The Catechism of the Catholic Church also tells us about the fundamental structure of the family: “A man and a woman united in marriage, together with their children, form a family. This institution is prior to any recognition by public authority, which has an obligation to recognize it. It should be considered the normal reference point by which the different forms of family relationship are to be evaluated.” (CCC 2202).
It is not for the government or society in general, to change the structure of the family. It is God given, and to attempt to change it causes society to destroy itself. The task of the political community is to protect the family and to be sure that the culture in which we live promotes the family as God has planned it. (cfr. CCC 2211).
Pope Francis warns us:

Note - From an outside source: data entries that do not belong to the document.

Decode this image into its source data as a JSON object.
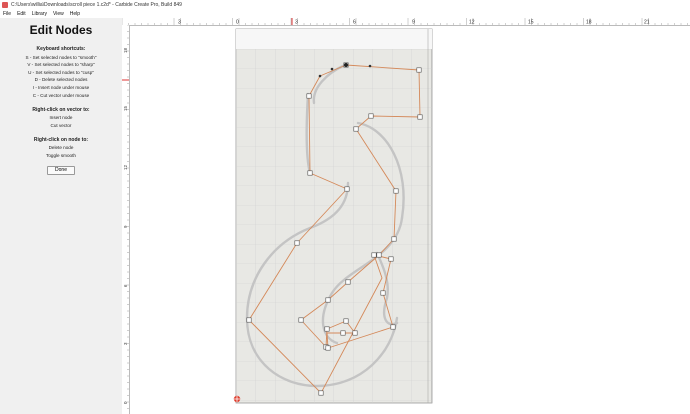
{
  "window": {
    "title": "C:\\Users\\willia\\Downloads\\scroll piece 1.c2d* - Carbide Create Pro, Build 849"
  },
  "menu": [
    "File",
    "Edit",
    "Library",
    "View",
    "Help"
  ],
  "panel": {
    "heading": "Edit Nodes",
    "shortcuts_title": "Keyboard shortcuts:",
    "shortcuts": [
      "S - Set selected nodes to \"smooth\"",
      "V - Set selected nodes to \"sharp\"",
      "U - Set selected nodes to \"cusp\"",
      "D - Delete selected nodes",
      "I - Insert node under mouse",
      "C - Cut vector under mouse"
    ],
    "vector_title": "Right-click on vector to:",
    "vector_items": [
      "Insert node",
      "Cut vector"
    ],
    "node_title": "Right-click on node to:",
    "node_items": [
      "Delete node",
      "Toggle smooth"
    ],
    "done_label": "Done"
  },
  "rulers": {
    "horizontal": [
      "3",
      "0",
      "3",
      "6",
      "9",
      "12",
      "15",
      "18",
      "21"
    ],
    "vertical": [
      "18",
      "15",
      "12",
      "9",
      "6",
      "3",
      "0"
    ]
  },
  "colors": {
    "path": "#d4895a",
    "node_fill": "#ffffff",
    "node_stroke": "#555555",
    "guide": "#c4c4c4",
    "grid": "#cfcfcf",
    "sheet": "#e8e8e4"
  }
}
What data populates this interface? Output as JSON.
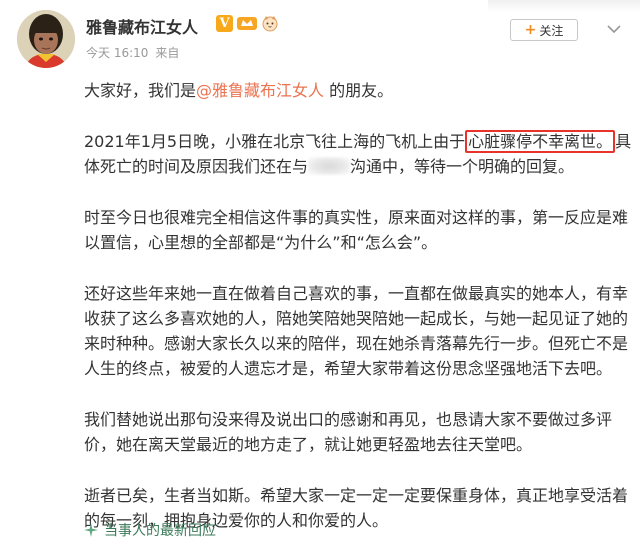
{
  "header": {
    "username": "雅鲁藏布江女人",
    "timestamp": "今天 16:10",
    "source_prefix": "来自",
    "follow_label": "关注",
    "verified_badge": "V"
  },
  "post": {
    "p1_before": "大家好，我们是",
    "p1_mention": "@雅鲁藏布江女人",
    "p1_after": " 的朋友。",
    "p2_before": "2021年1月5日晚，小雅在北京飞往上海的飞机上由于",
    "p2_highlight": "心脏骤停不幸离世。",
    "p2_middle": "具体死亡的时间及原因我们还在与",
    "p2_after": "沟通中，等待一个明确的回复。",
    "p3": "时至今日也很难完全相信这件事的真实性，原来面对这样的事，第一反应是难以置信，心里想的全部都是“为什么”和“怎么会”。",
    "p4": "还好这些年来她一直在做着自己喜欢的事，一直都在做最真实的她本人，有幸收获了这么多喜欢她的人，陪她笑陪她哭陪她一起成长，与她一起见证了她的来时种种。感谢大家长久以来的陪伴，现在她杀青落幕先行一步。但死亡不是人生的终点，被爱的人遗忘才是，希望大家带着这份思念坚强地活下去吧。",
    "p5": "我们替她说出那句没来得及说出口的感谢和再见，也恳请大家不要做过多评价，她在离天堂最近的地方走了，就让她更轻盈地去往天堂吧。",
    "p6": "逝者已矣，生者当如斯。希望大家一定一定一定要保重身体，真正地享受活着的每一刻，拥抱身边爱你的人和你爱的人。"
  },
  "footer": {
    "link_label": "当事人的最新回应"
  },
  "icons": {
    "more": "chevron-down-icon",
    "footer": "sparkle-icon"
  },
  "colors": {
    "mention": "#eb7350",
    "highlight_border": "#e8322b",
    "verified": "#f7a91b",
    "link": "#3a7a5a"
  }
}
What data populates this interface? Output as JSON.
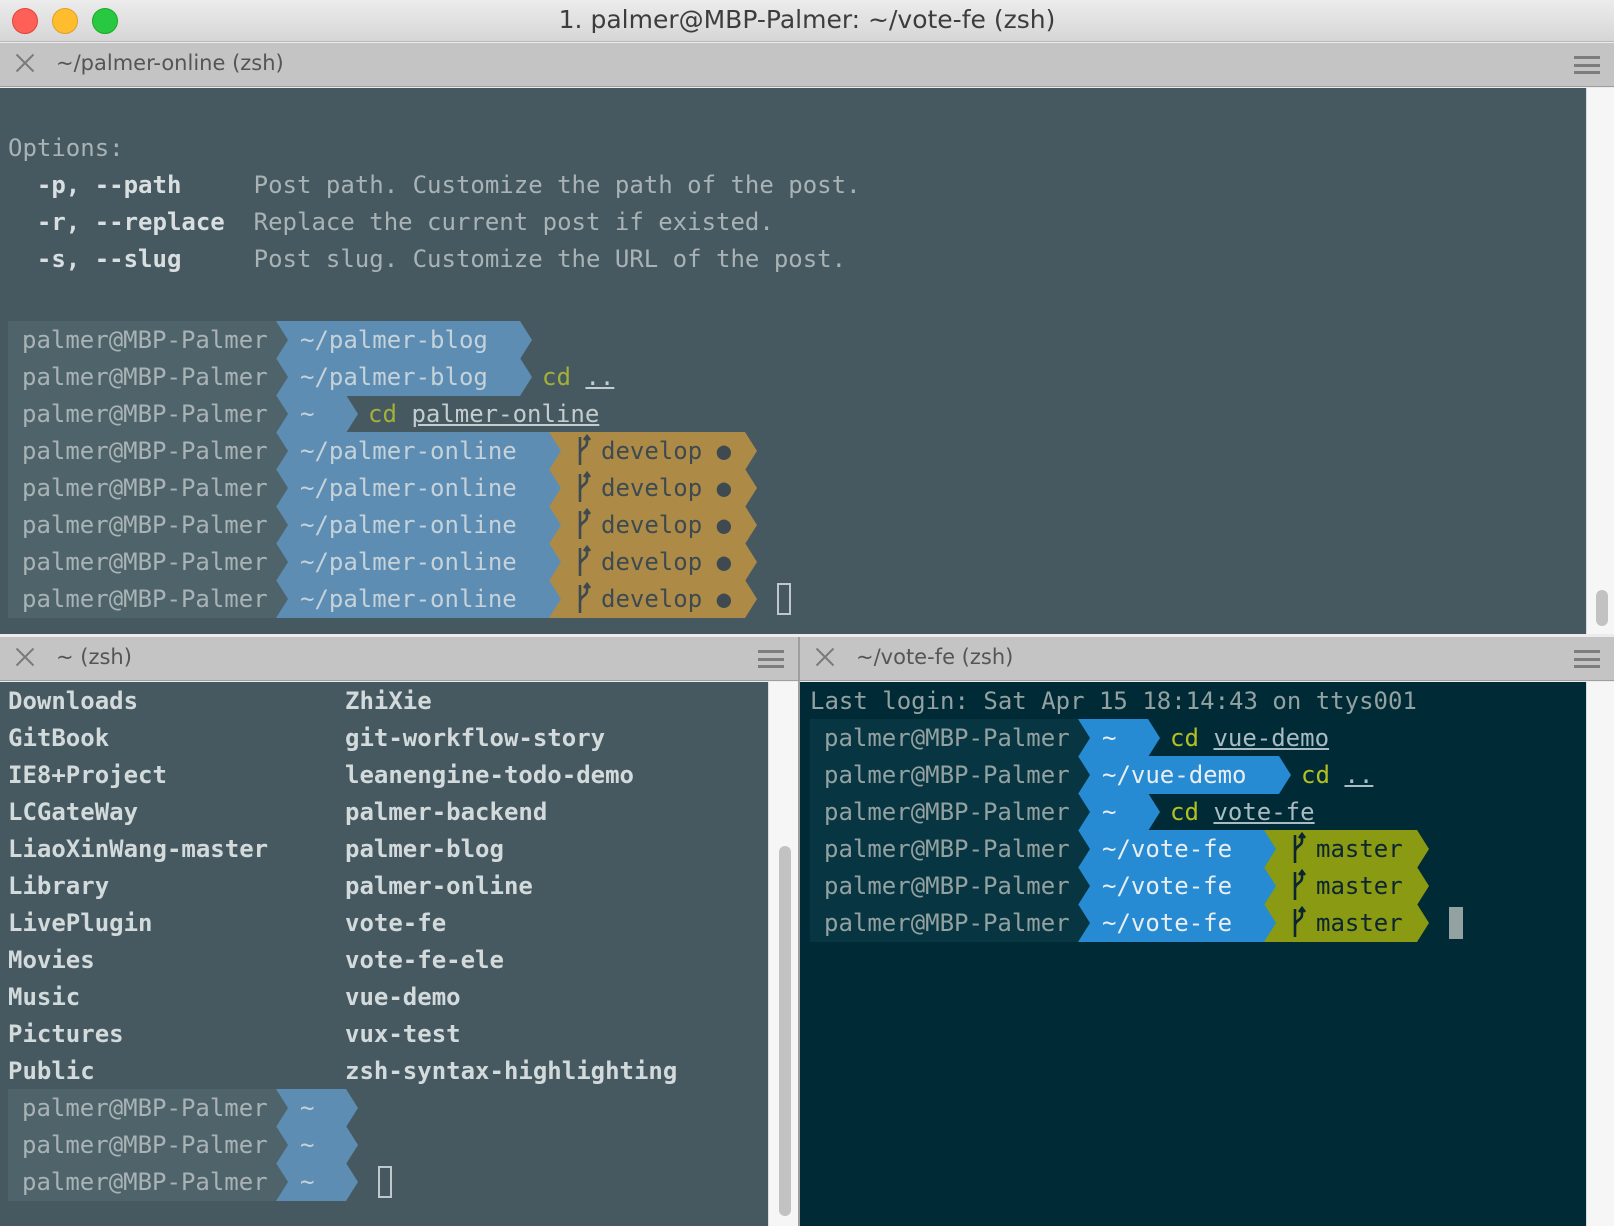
{
  "window": {
    "title": "1. palmer@MBP-Palmer: ~/vote-fe (zsh)"
  },
  "colors": {
    "pane_dark": "#465960",
    "pane_solarized": "#002b36",
    "prompt_blue_muted": "#5d8db3",
    "prompt_blue": "#268bd2",
    "branch_yellow_muted": "#ad8b47",
    "branch_green": "#8a9a13",
    "text_muted": "#a9b3b6",
    "command_green": "#859900"
  },
  "pane_top": {
    "tab_label": "~/palmer-online (zsh)",
    "help_heading": "Options:",
    "options": [
      {
        "flag": "  -p, --path   ",
        "desc": "Post path. Customize the path of the post."
      },
      {
        "flag": "  -r, --replace",
        "desc": "Replace the current post if existed."
      },
      {
        "flag": "  -s, --slug   ",
        "desc": "Post slug. Customize the URL of the post."
      }
    ],
    "prompts": [
      {
        "host": "palmer@MBP-Palmer",
        "path": "~/palmer-blog",
        "branch": "",
        "command": "",
        "arg": ""
      },
      {
        "host": "palmer@MBP-Palmer",
        "path": "~/palmer-blog",
        "branch": "",
        "command": "cd",
        "arg": ".."
      },
      {
        "host": "palmer@MBP-Palmer",
        "path": "~",
        "branch": "",
        "command": "cd",
        "arg": "palmer-online"
      },
      {
        "host": "palmer@MBP-Palmer",
        "path": "~/palmer-online",
        "branch": "develop ●",
        "command": "",
        "arg": ""
      },
      {
        "host": "palmer@MBP-Palmer",
        "path": "~/palmer-online",
        "branch": "develop ●",
        "command": "",
        "arg": ""
      },
      {
        "host": "palmer@MBP-Palmer",
        "path": "~/palmer-online",
        "branch": "develop ●",
        "command": "",
        "arg": ""
      },
      {
        "host": "palmer@MBP-Palmer",
        "path": "~/palmer-online",
        "branch": "develop ●",
        "command": "",
        "arg": ""
      },
      {
        "host": "palmer@MBP-Palmer",
        "path": "~/palmer-online",
        "branch": "develop ●",
        "command": "",
        "arg": ""
      }
    ]
  },
  "pane_bottom_left": {
    "tab_label": "~ (zsh)",
    "listing_col1": [
      "Downloads",
      "GitBook",
      "IE8+Project",
      "LCGateWay",
      "LiaoXinWang-master",
      "Library",
      "LivePlugin",
      "Movies",
      "Music",
      "Pictures",
      "Public"
    ],
    "listing_col2": [
      "ZhiXie",
      "git-workflow-story",
      "leanengine-todo-demo",
      "palmer-backend",
      "palmer-blog",
      "palmer-online",
      "vote-fe",
      "vote-fe-ele",
      "vue-demo",
      "vux-test",
      "zsh-syntax-highlighting"
    ],
    "prompts": [
      {
        "host": "palmer@MBP-Palmer",
        "path": "~"
      },
      {
        "host": "palmer@MBP-Palmer",
        "path": "~"
      },
      {
        "host": "palmer@MBP-Palmer",
        "path": "~"
      }
    ]
  },
  "pane_bottom_right": {
    "tab_label": "~/vote-fe (zsh)",
    "last_login": "Last login: Sat Apr 15 18:14:43 on ttys001",
    "prompts": [
      {
        "host": "palmer@MBP-Palmer",
        "path": "~",
        "branch": "",
        "command": "cd",
        "arg": "vue-demo"
      },
      {
        "host": "palmer@MBP-Palmer",
        "path": "~/vue-demo",
        "branch": "",
        "command": "cd",
        "arg": ".."
      },
      {
        "host": "palmer@MBP-Palmer",
        "path": "~",
        "branch": "",
        "command": "cd",
        "arg": "vote-fe"
      },
      {
        "host": "palmer@MBP-Palmer",
        "path": "~/vote-fe",
        "branch": "master",
        "command": "",
        "arg": ""
      },
      {
        "host": "palmer@MBP-Palmer",
        "path": "~/vote-fe",
        "branch": "master",
        "command": "",
        "arg": ""
      },
      {
        "host": "palmer@MBP-Palmer",
        "path": "~/vote-fe",
        "branch": "master",
        "command": "",
        "arg": ""
      }
    ]
  }
}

“The Synod Fathers noted that ‘cultural tendencies in today’s world seem to set no limits on a person’s affectivity’; indeed, ‘a narcissistic, unstable or changeable affectivity does not always allow a person to grow to maturity’. They also expressed concern about the current ‘spread of pornography and the commercialization of the body, fostered also by a misuse of the Internet, and about those “reprehensible situations where people are forced into prostitution’. In this context, ‘couples are often uncertain, hesitant and struggling to find ways to grow. Many tend to remain in the early stages of their affective and sexual life. A crisis in a couple’s relationship destabilizes the family and may lead, through separation and divorce, to serious consequences for adults, children and society as a whole, weakening its individual and social bonds’. Marital problems are ‘often confronted in haste and without the courage to have patience and reflect, to make sacrifices and to forgive one another. Failures give rise to new relationships, new couples, new civil unions, and new marriages, creating family situations which are complex and problematic for the Christian life’” (Amoris Laetitia #41).

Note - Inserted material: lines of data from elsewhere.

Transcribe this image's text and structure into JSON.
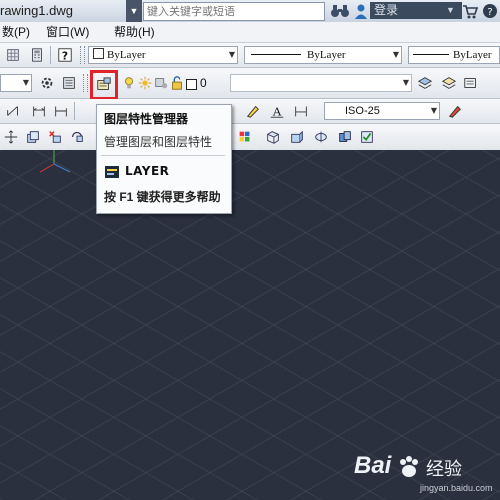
{
  "titlebar": {
    "file_name": "rawing1.dwg",
    "search_placeholder": "键入关键字或短语",
    "login_label": "登录"
  },
  "menubar": {
    "items": [
      {
        "label": "数(P)"
      },
      {
        "label": "窗口(W)"
      },
      {
        "label": "帮助(H)"
      }
    ]
  },
  "properties_toolbar": {
    "color_combo": "ByLayer",
    "linetype_combo": "ByLayer",
    "lineweight_combo": "ByLayer"
  },
  "layers_toolbar": {
    "current_layer": "0"
  },
  "dim_toolbar": {
    "dimstyle_combo": "ISO-25"
  },
  "tooltip": {
    "title": "图层特性管理器",
    "description": "管理图层和图层特性",
    "command": "LAYER",
    "help_text": "按 F1 键获得更多帮助"
  },
  "watermark": {
    "brand": "Bai",
    "brand_suffix": "经验",
    "url": "jingyan.baidu.com"
  },
  "colors": {
    "highlight": "#e0222b",
    "canvas": "#2a303d"
  },
  "icons": [
    "binoculars-icon",
    "user-icon",
    "cart-icon",
    "help-icon",
    "calculator-icon",
    "question-icon",
    "gear-icon",
    "layer-state-icon",
    "layer-properties-icon",
    "bulb-icon",
    "sun-icon",
    "lock-icon",
    "color-swatch-icon",
    "layer-icon",
    "dim-icon",
    "ucs-icon"
  ]
}
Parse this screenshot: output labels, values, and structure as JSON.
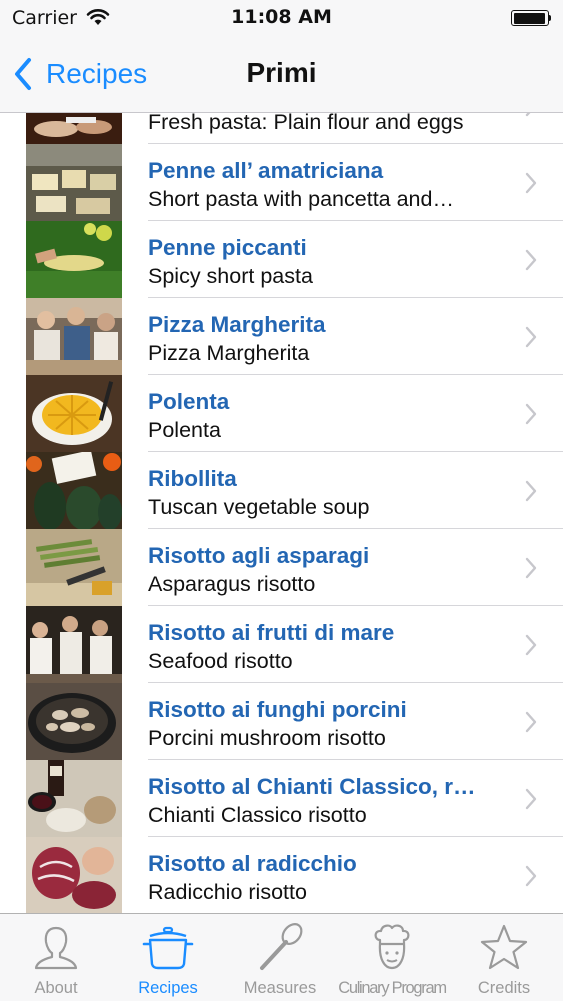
{
  "status_bar": {
    "carrier": "Carrier",
    "time": "11:08 AM"
  },
  "nav": {
    "back_label": "Recipes",
    "title": "Primi"
  },
  "recipes": [
    {
      "title": "",
      "subtitle": "Fresh pasta: Plain flour and eggs"
    },
    {
      "title": "Penne all’ amatriciana",
      "subtitle": "Short pasta with pancetta and…"
    },
    {
      "title": "Penne piccanti",
      "subtitle": "Spicy short pasta"
    },
    {
      "title": "Pizza Margherita",
      "subtitle": "Pizza Margherita"
    },
    {
      "title": "Polenta",
      "subtitle": "Polenta"
    },
    {
      "title": "Ribollita",
      "subtitle": "Tuscan vegetable soup"
    },
    {
      "title": "Risotto agli asparagi",
      "subtitle": "Asparagus risotto"
    },
    {
      "title": "Risotto ai frutti di mare",
      "subtitle": "Seafood risotto"
    },
    {
      "title": "Risotto ai funghi porcini",
      "subtitle": "Porcini mushroom risotto"
    },
    {
      "title": "Risotto al Chianti Classico, r…",
      "subtitle": "Chianti Classico risotto"
    },
    {
      "title": "Risotto al radicchio",
      "subtitle": "Radicchio risotto"
    }
  ],
  "tabs": [
    {
      "label": "About",
      "icon": "person-icon",
      "active": false
    },
    {
      "label": "Recipes",
      "icon": "pot-icon",
      "active": true
    },
    {
      "label": "Measures",
      "icon": "spoon-icon",
      "active": false
    },
    {
      "label": "Culinary Program",
      "icon": "chef-icon",
      "active": false
    },
    {
      "label": "Credits",
      "icon": "star-icon",
      "active": false
    }
  ],
  "colors": {
    "accent": "#1a8cff",
    "title_blue": "#2366b3",
    "inactive_tab": "#9a9a9a"
  }
}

Let’s each of us pray for our own family and for all families, and realize that with God’s grace and clear doctrines to what a family is, so much good can be done to society.

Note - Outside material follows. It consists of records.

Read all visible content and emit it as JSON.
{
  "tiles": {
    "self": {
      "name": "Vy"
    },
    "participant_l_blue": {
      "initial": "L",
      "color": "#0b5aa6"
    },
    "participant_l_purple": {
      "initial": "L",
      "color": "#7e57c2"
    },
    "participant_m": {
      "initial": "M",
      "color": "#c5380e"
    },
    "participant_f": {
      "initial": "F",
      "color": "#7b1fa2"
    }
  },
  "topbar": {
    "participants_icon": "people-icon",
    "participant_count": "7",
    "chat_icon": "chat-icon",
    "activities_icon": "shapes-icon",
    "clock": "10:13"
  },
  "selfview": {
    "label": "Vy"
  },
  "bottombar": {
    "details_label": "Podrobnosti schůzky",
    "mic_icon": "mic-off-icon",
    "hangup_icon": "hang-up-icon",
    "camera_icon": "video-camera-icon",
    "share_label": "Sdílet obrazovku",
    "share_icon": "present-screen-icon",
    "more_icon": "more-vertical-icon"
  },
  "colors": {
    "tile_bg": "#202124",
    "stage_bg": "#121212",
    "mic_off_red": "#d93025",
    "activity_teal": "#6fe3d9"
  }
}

Fr. Hilary Mahaney
The Second Vatican Council reminds us that Baptism is a call to sanctity and apostolate—a call to be a disciple.
A disciple is someone who follows Jesus to the most blessings and consequences. Is someone who takes Christ as his or her model and imitates Him. Is walking in the footsteps of the Master answering the question “what would Jesus do?”
In the same way that Jesus summoned the twelve apostles and later called upon seventy two more, He is calling us today. He is asking us to preach, to evangelize and to liberate the world from unclean spirits, to be active followers, bringing the good news and contributing in the construction of this Kingdom here on earth.
In our Baptism we were chosen to be part of God’s plan. We become adopted children through Jesus Christ. Sealed with the Holy Spirit, we were invited to be human beings (to be stewards of our humanity), to be Christians (to take care of our spiritual life), and to a vocation (to the life style in which the above is exorcised).
But what does discipleship looks like? Just look around. It looks like you, and this is the essence of our community. It looks like the parents who are trying to raise their children with Christian values. It looks like the senior members of our community who pray for a better world. It looks like our youngsters who struggle to do what is right in a society that encourages them no to do so. Discipleship is not limited to the walls of the church. It extends to our community, our neighborhood and our society. It means to treat anyone, regardless of their creed, ethnic origins or socio-economical position, with charity, justice and love. Just like Jesus did.
Fr. Hilary Mahaney